→ Exercise details:
Here are some records; return them all exactly.

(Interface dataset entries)
§
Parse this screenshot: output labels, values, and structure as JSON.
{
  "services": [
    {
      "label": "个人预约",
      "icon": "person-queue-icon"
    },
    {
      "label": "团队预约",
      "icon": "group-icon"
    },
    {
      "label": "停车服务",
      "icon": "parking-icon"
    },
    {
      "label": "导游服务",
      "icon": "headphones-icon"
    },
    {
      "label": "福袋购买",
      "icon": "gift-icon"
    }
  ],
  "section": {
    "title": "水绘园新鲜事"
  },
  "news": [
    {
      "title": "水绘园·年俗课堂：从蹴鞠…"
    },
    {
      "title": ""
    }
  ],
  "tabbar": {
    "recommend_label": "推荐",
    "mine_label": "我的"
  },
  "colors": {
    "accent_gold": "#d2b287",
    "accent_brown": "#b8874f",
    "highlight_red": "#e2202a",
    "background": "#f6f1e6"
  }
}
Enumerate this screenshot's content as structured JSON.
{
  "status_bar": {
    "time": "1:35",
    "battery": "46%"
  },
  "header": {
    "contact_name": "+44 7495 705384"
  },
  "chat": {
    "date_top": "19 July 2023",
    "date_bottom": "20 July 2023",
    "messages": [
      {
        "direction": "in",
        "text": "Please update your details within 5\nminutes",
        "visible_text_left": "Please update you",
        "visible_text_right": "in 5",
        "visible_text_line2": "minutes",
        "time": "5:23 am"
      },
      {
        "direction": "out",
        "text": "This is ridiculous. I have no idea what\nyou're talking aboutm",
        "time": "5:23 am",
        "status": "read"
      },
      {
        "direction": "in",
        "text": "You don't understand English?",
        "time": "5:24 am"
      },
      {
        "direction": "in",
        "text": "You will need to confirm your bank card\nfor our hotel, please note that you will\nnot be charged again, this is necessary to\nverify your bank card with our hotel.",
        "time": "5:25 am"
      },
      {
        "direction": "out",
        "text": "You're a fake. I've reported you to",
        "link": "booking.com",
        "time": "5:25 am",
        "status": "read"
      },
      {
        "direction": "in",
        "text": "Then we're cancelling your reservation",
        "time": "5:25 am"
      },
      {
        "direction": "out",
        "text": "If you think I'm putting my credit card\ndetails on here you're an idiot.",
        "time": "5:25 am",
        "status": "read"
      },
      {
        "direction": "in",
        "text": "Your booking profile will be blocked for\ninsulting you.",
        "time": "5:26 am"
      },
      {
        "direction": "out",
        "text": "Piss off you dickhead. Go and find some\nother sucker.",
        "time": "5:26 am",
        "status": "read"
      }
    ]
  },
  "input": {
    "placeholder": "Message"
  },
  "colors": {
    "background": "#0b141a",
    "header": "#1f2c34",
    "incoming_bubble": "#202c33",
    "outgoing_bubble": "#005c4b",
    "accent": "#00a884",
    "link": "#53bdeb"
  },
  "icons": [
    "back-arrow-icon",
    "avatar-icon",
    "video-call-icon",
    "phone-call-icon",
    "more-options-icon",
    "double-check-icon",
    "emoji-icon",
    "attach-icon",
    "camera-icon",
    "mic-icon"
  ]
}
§
→ Response:
Parse this screenshot: output labels, values, and structure as JSON.
{
  "services": [
    {
      "label": "个人预约",
      "icon": "person-queue-icon"
    },
    {
      "label": "团队预约",
      "icon": "group-icon"
    },
    {
      "label": "停车服务",
      "icon": "parking-icon"
    },
    {
      "label": "导游服务",
      "icon": "headphones-icon"
    },
    {
      "label": "福袋购买",
      "icon": "gift-icon"
    }
  ],
  "section": {
    "title": "水绘园新鲜事"
  },
  "news": [
    {
      "title": "水绘园·年俗课堂：从蹴鞠…"
    },
    {
      "title": ""
    }
  ],
  "tabbar": {
    "recommend_label": "推荐",
    "mine_label": "我的"
  },
  "colors": {
    "accent_gold": "#d2b287",
    "accent_brown": "#b8874f",
    "highlight_red": "#e2202a",
    "background": "#f6f1e6"
  }
}
Enumerate this screenshot's content as structured JSON.
{
  "status_bar": {
    "time": "1:35",
    "battery": "46%"
  },
  "header": {
    "contact_name": "+44 7495 705384"
  },
  "chat": {
    "date_top": "19 July 2023",
    "date_bottom": "20 July 2023",
    "messages": [
      {
        "direction": "in",
        "text": "Please update your details within 5\nminutes",
        "visible_text_left": "Please update you",
        "visible_text_right": "in 5",
        "visible_text_line2": "minutes",
        "time": "5:23 am"
      },
      {
        "direction": "out",
        "text": "This is ridiculous. I have no idea what\nyou're talking aboutm",
        "time": "5:23 am",
        "status": "read"
      },
      {
        "direction": "in",
        "text": "You don't understand English?",
        "time": "5:24 am"
      },
      {
        "direction": "in",
        "text": "You will need to confirm your bank card\nfor our hotel, please note that you will\nnot be charged again, this is necessary to\nverify your bank card with our hotel.",
        "time": "5:25 am"
      },
      {
        "direction": "out",
        "text": "You're a fake. I've reported you to",
        "link": "booking.com",
        "time": "5:25 am",
        "status": "read"
      },
      {
        "direction": "in",
        "text": "Then we're cancelling your reservation",
        "time": "5:25 am"
      },
      {
        "direction": "out",
        "text": "If you think I'm putting my credit card\ndetails on here you're an idiot.",
        "time": "5:25 am",
        "status": "read"
      },
      {
        "direction": "in",
        "text": "Your booking profile will be blocked for\ninsulting you.",
        "time": "5:26 am"
      },
      {
        "direction": "out",
        "text": "Piss off you dickhead. Go and find some\nother sucker.",
        "time": "5:26 am",
        "status": "read"
      }
    ]
  },
  "input": {
    "placeholder": "Message"
  },
  "colors": {
    "background": "#0b141a",
    "header": "#1f2c34",
    "incoming_bubble": "#202c33",
    "outgoing_bubble": "#005c4b",
    "accent": "#00a884",
    "link": "#53bdeb"
  },
  "icons": [
    "back-arrow-icon",
    "avatar-icon",
    "video-call-icon",
    "phone-call-icon",
    "more-options-icon",
    "double-check-icon",
    "emoji-icon",
    "attach-icon",
    "camera-icon",
    "mic-icon"
  ]
}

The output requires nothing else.